START DATA PROVIDED

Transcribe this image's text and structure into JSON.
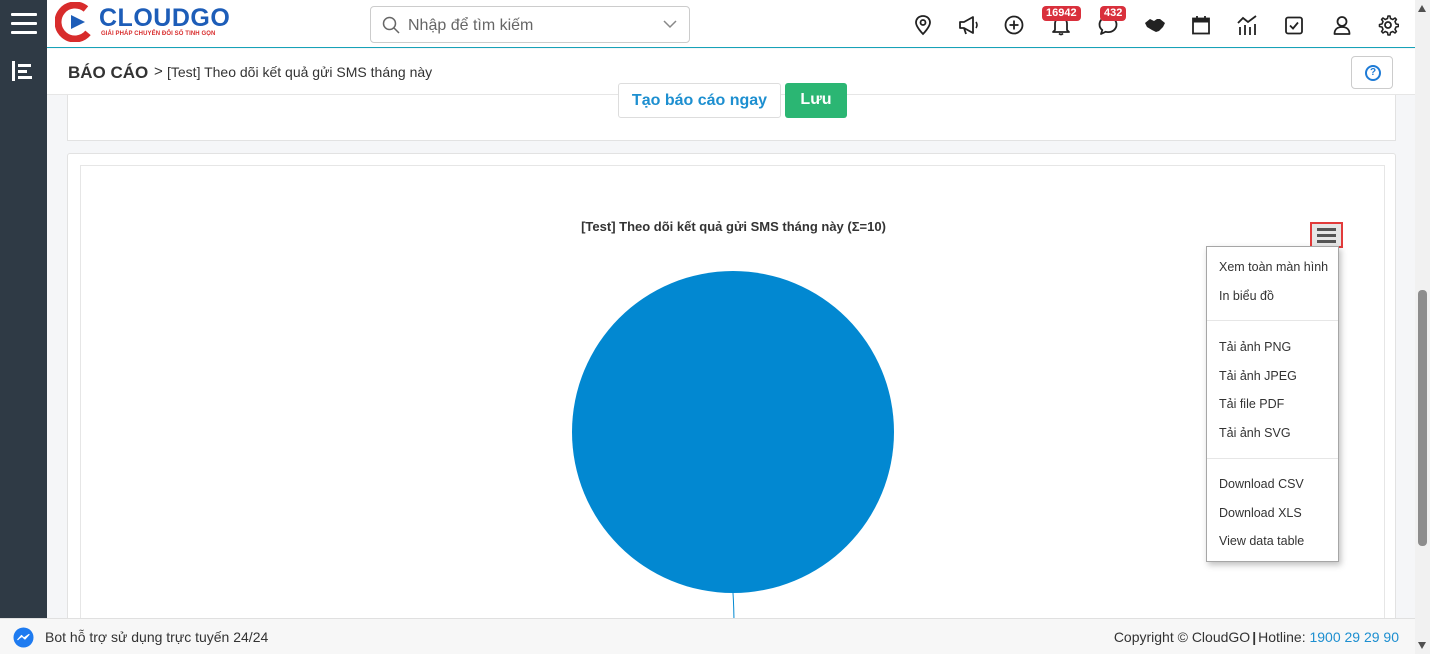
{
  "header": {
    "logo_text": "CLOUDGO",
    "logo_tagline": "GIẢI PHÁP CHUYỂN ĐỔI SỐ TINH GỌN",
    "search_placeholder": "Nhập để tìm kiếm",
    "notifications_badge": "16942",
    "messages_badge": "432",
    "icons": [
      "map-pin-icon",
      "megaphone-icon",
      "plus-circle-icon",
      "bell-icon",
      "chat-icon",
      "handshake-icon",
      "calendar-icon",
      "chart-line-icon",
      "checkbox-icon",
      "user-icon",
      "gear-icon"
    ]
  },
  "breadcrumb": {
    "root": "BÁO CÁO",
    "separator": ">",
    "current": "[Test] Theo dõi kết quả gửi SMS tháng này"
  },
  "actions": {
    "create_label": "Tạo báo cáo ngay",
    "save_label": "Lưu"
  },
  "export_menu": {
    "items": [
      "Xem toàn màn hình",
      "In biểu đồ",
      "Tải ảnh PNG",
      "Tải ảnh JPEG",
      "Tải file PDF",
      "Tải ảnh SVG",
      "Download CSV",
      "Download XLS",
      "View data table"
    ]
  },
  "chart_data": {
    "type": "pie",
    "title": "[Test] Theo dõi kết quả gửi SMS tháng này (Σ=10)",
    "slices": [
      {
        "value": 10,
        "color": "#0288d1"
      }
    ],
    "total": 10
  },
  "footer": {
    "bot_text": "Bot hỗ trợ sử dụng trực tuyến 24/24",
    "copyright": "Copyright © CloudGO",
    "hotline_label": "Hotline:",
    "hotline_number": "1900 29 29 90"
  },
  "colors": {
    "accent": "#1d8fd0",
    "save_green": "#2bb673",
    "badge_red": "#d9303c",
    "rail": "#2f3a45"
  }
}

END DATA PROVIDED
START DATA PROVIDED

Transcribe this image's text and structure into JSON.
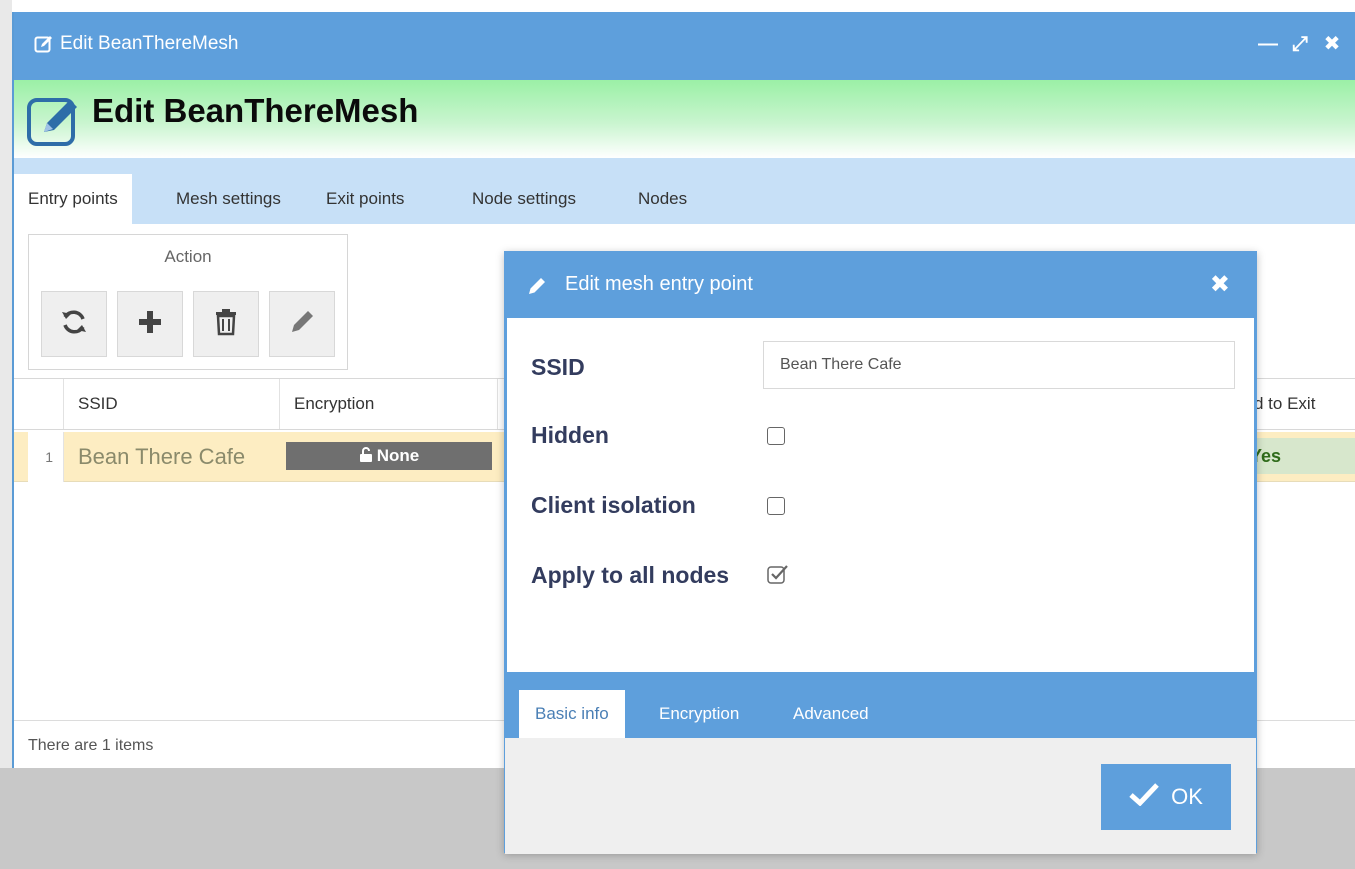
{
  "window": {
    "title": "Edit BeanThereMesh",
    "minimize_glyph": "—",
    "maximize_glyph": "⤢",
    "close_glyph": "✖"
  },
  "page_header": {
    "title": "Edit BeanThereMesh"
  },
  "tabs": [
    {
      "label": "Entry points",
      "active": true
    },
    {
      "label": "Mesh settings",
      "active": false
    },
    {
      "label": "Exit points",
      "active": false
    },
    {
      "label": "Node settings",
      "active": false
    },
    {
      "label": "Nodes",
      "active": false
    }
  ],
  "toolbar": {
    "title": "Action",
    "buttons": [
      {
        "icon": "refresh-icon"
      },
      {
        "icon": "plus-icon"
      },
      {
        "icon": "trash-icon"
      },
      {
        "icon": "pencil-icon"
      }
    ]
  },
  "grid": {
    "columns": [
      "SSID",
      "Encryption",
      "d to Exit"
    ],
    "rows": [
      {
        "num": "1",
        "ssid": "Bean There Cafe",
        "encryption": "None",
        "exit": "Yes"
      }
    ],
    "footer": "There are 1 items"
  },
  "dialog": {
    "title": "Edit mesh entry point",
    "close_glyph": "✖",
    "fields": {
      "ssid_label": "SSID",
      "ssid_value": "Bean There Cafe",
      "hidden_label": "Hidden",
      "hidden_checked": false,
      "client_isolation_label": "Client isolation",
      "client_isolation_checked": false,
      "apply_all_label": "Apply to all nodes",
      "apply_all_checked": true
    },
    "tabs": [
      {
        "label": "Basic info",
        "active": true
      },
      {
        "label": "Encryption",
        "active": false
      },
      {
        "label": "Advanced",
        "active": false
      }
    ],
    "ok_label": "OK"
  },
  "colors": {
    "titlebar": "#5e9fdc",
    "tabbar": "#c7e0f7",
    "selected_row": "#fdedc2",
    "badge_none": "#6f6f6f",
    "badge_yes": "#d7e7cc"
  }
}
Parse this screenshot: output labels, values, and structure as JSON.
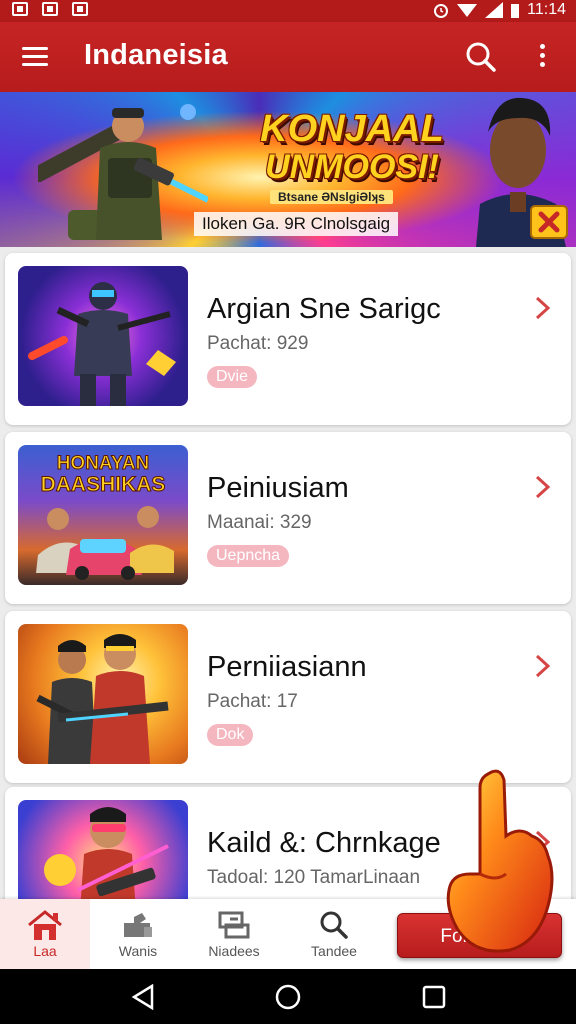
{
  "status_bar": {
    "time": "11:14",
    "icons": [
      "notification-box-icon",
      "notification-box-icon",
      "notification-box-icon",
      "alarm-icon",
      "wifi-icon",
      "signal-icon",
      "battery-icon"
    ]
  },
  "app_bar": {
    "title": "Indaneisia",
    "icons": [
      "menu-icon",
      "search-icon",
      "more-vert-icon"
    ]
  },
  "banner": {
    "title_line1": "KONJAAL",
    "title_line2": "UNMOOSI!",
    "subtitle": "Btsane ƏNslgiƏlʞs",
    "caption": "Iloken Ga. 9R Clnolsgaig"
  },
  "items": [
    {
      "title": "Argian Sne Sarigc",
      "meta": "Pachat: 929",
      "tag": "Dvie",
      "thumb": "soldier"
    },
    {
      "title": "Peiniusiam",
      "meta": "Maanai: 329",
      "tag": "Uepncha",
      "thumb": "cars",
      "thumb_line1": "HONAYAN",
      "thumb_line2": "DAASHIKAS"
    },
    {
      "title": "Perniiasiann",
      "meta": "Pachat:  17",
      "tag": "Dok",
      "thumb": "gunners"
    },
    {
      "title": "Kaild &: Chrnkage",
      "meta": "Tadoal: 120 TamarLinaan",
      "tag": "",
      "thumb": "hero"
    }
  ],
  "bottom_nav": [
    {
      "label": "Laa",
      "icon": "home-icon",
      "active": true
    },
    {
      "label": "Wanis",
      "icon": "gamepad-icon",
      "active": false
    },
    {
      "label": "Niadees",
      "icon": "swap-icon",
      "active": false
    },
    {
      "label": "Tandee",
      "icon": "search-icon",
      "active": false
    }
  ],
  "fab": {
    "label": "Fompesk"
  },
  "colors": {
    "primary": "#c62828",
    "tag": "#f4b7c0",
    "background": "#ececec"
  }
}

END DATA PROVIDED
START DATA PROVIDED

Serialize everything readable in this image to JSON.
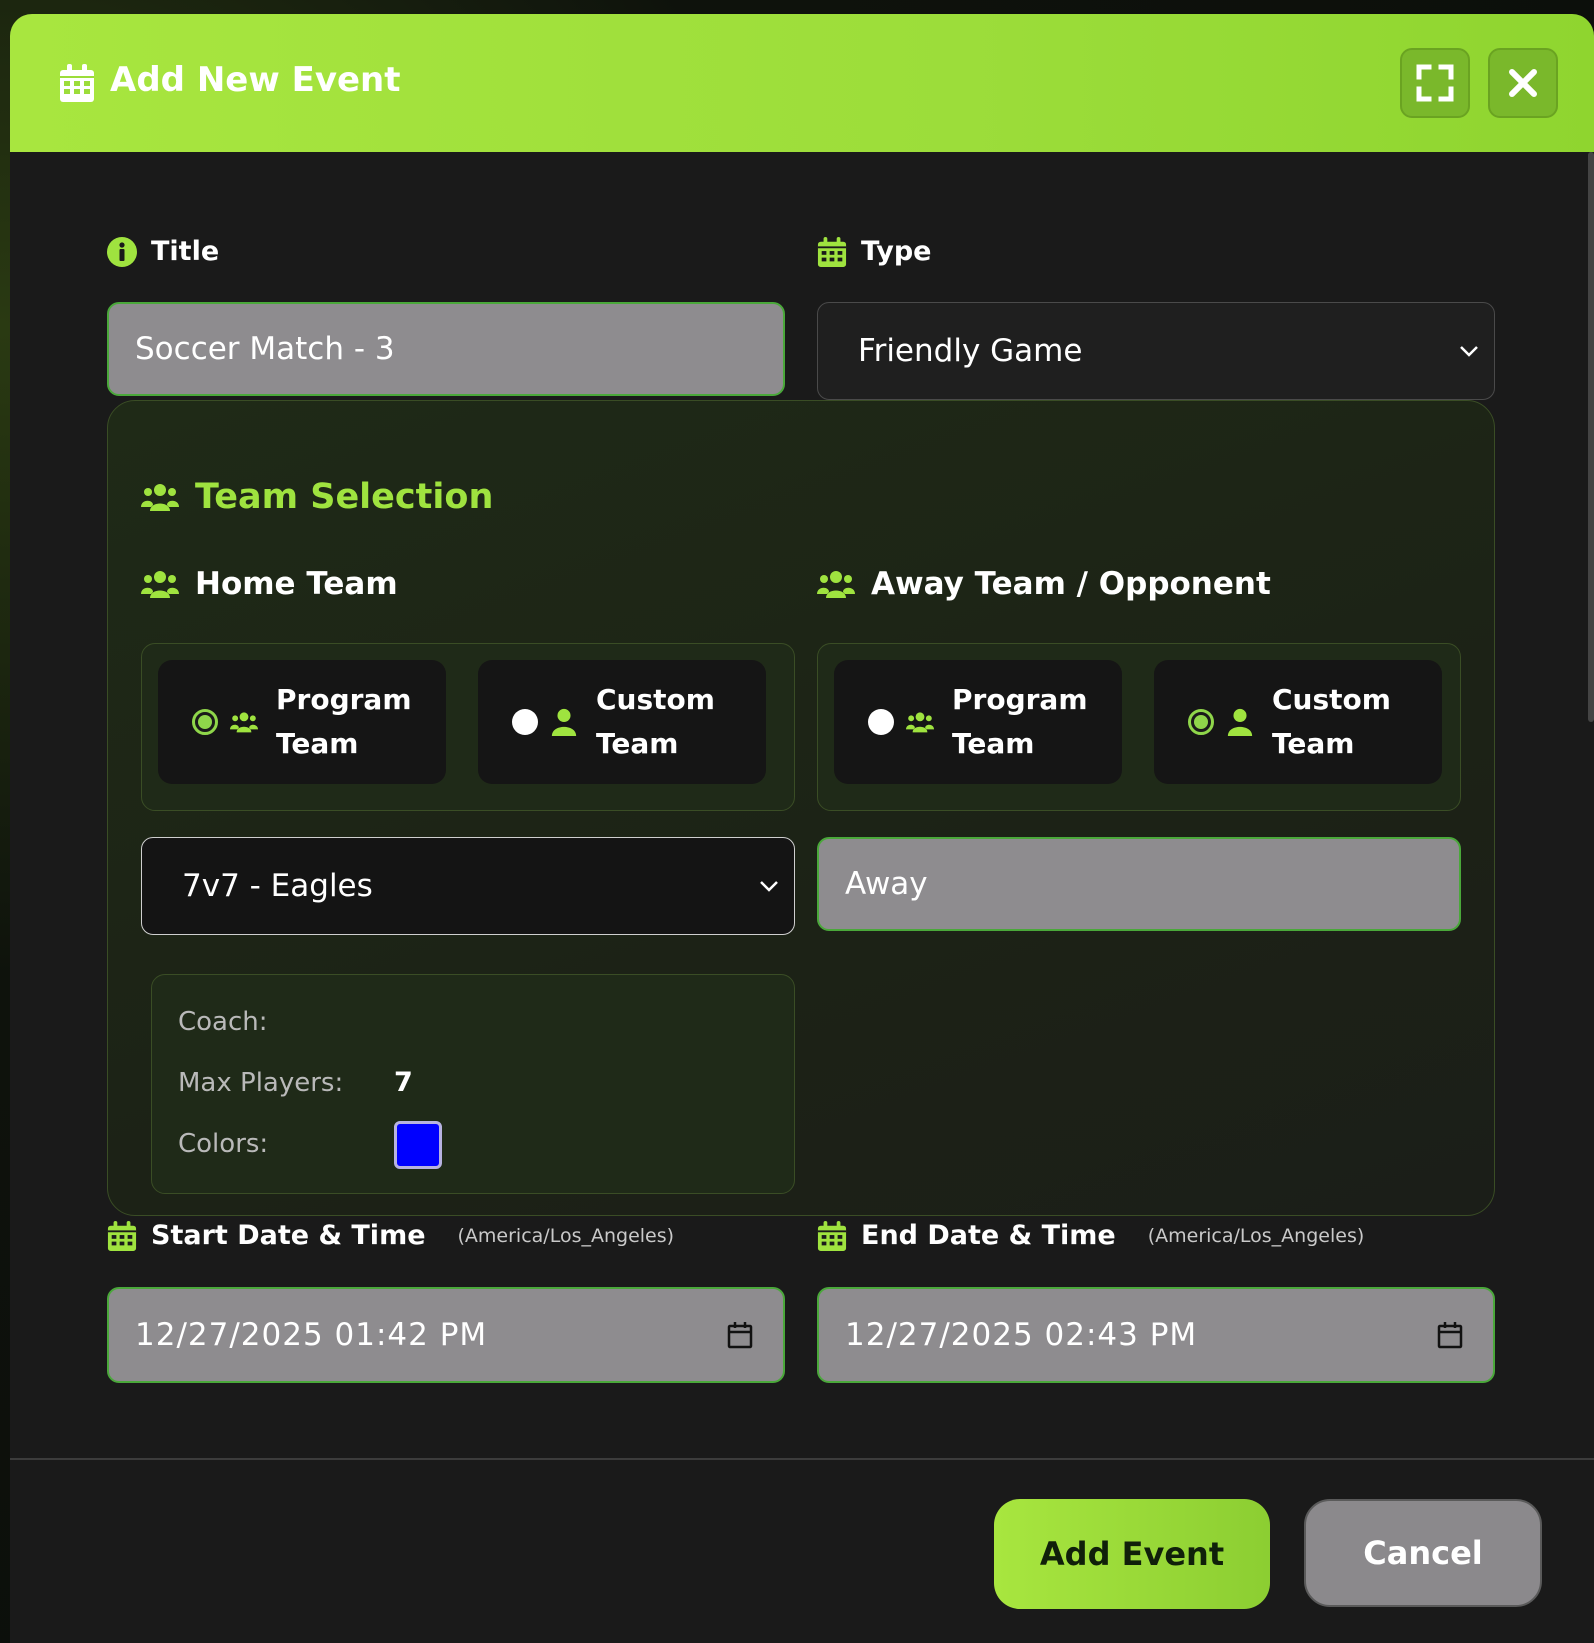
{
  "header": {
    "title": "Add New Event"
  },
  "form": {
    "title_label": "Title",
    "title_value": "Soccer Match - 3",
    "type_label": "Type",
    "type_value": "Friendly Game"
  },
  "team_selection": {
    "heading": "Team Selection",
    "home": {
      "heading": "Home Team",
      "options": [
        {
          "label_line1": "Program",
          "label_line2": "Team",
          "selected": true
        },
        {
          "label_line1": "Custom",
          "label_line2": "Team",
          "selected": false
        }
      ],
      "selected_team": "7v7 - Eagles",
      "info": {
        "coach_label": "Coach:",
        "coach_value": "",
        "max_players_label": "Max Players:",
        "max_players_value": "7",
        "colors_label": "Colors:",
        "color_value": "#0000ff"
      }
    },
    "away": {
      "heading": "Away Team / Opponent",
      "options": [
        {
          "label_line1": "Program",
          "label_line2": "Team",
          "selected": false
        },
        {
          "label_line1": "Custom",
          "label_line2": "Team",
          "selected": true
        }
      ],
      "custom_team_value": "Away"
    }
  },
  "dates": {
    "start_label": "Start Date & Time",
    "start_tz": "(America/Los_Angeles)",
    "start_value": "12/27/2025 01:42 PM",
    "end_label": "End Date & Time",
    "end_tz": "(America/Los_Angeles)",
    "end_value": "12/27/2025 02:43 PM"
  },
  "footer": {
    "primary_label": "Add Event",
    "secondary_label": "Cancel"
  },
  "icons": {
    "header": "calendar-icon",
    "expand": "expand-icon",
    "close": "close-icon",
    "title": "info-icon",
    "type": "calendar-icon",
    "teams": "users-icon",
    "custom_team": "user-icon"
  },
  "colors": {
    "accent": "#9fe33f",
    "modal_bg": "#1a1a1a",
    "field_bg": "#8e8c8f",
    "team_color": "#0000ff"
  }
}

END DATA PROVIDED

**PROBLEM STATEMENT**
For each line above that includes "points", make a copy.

**SOLUTION FOR THIS TASK**
      "label": "Entry points",
      "label": "Exit points",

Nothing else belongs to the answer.